Location: United States, Russia, Taiwan, Australia
Date Breach First Reported: 6/1/2013
Type: Nonstate actor
In 2013, the source code for the Carbanak banking Trojan was leaked online. Since then, the malware has been used by several gangs to steal from dozens of financial institutions. The attack strategies have changed many times in order to avoid detection.
The malware is often pushed into financial companies by luring employees to click malicious documents, which provide the attackers a foothold to move across the network to remotely manipulate ATMs, known as “jackpotting,” or to compromise point-of-sale data. The gangs planned each theft carefully, taking between two and four months to complete each intrusion, ultimately using mules to withdraw the funds from ATMs and transfer them to the criminals’ accounts.
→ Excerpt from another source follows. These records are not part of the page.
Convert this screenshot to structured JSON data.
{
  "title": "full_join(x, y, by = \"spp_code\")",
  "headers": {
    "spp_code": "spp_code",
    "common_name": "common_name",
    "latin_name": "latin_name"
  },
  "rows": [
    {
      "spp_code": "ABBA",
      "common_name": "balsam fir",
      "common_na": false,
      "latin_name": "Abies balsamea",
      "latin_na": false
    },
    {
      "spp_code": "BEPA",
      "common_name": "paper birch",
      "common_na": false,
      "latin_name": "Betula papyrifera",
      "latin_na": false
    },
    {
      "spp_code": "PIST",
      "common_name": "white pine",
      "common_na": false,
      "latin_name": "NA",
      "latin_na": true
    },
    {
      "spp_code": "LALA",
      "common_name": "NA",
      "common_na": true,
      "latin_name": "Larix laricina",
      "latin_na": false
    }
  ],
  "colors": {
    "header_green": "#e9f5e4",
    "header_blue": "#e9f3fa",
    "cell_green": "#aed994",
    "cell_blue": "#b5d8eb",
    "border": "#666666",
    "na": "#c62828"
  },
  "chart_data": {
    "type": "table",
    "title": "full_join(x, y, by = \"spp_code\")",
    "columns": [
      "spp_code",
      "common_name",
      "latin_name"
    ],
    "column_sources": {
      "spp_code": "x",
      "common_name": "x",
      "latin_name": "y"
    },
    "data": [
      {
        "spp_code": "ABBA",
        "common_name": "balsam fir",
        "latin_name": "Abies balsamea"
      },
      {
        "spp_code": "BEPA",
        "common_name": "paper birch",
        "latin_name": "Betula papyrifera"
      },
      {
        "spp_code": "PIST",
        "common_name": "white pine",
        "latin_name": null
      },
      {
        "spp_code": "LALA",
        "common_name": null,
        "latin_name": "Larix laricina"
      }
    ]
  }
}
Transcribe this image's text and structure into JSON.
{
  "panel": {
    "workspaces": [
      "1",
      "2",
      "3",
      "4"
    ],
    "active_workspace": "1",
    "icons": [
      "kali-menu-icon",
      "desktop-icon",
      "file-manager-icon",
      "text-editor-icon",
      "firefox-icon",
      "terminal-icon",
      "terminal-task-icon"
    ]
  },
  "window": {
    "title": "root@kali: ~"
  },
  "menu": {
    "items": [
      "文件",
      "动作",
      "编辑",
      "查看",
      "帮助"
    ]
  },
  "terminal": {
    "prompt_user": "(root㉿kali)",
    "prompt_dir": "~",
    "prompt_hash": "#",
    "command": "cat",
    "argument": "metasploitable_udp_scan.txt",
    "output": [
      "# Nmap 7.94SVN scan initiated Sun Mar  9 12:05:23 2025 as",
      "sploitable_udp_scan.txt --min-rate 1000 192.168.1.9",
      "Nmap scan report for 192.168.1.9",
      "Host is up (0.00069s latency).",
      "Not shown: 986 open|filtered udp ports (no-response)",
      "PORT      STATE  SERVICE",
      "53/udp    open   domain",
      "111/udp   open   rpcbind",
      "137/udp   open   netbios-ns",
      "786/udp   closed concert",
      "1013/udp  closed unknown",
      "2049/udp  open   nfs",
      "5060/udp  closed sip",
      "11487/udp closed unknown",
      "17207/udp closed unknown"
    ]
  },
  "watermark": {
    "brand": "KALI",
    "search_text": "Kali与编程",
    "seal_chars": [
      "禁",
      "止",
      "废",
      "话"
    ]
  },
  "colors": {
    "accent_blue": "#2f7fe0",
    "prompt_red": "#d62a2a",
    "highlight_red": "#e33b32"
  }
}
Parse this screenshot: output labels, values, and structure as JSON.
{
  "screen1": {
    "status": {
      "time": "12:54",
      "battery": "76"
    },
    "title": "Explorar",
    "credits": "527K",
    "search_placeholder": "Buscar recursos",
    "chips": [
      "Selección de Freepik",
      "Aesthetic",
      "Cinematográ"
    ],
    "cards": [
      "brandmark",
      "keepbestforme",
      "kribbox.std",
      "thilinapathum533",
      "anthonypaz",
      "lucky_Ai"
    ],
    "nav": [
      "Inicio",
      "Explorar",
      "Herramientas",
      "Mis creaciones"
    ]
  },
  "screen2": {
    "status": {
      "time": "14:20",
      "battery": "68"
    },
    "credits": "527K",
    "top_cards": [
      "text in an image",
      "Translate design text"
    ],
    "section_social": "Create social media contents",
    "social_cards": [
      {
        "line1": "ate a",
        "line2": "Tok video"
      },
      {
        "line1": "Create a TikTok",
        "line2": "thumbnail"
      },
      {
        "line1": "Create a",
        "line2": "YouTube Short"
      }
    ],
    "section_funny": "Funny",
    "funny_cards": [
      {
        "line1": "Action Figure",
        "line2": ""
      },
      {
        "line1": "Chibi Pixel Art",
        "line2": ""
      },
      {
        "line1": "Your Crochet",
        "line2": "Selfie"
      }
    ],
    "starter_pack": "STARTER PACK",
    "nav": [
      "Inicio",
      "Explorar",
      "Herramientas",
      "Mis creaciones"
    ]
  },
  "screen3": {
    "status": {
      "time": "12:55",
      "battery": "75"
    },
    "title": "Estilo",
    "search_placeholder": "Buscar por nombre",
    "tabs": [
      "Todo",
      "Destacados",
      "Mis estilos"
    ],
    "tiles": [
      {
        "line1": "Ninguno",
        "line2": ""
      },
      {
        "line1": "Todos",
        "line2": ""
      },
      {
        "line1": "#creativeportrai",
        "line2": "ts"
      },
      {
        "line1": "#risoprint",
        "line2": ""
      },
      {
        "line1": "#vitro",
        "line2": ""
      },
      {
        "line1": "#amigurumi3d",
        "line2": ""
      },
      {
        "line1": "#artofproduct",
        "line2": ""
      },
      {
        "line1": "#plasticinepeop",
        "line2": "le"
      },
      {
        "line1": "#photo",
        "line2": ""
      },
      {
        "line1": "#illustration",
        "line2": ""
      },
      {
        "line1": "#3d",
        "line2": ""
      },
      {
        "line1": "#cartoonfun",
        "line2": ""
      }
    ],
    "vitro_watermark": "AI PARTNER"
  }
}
Fin7, the most prolific group using Carbanak, has stolen more than €1 billion from banks in more than thirty countries over the past three years, according to Europol. As well as using Carbanak, the gang is understood to use widely available tools such as the Cobalt Strike framework. The group recruited developers to work for an Israeli-Russian front company named Combi Security, and it is not clear whether the employees knew the nature of the work.
The authorities arrested a man thought to be the gang’s ringleader in Spain in March 2018, while in August the U.S. Department of Justice arrested three Ukrainian suspects. The United States claims the group stole the details of 15 million payment cards by attacking more than 120 U.S. companies, including the Chipotle and Arby’s restaurant chains.
Another Trojan, which is named Odinaff and bears a resemblance to Carbanak, was spotted attacking banking, trading, and payroll companies in 2016. It is unclear whether this is the work of Fin7 or another gang. While Fin7 appears to have gone quiet, it is unclear whether this is because activity stopped following the arrests or its techniques have changed again.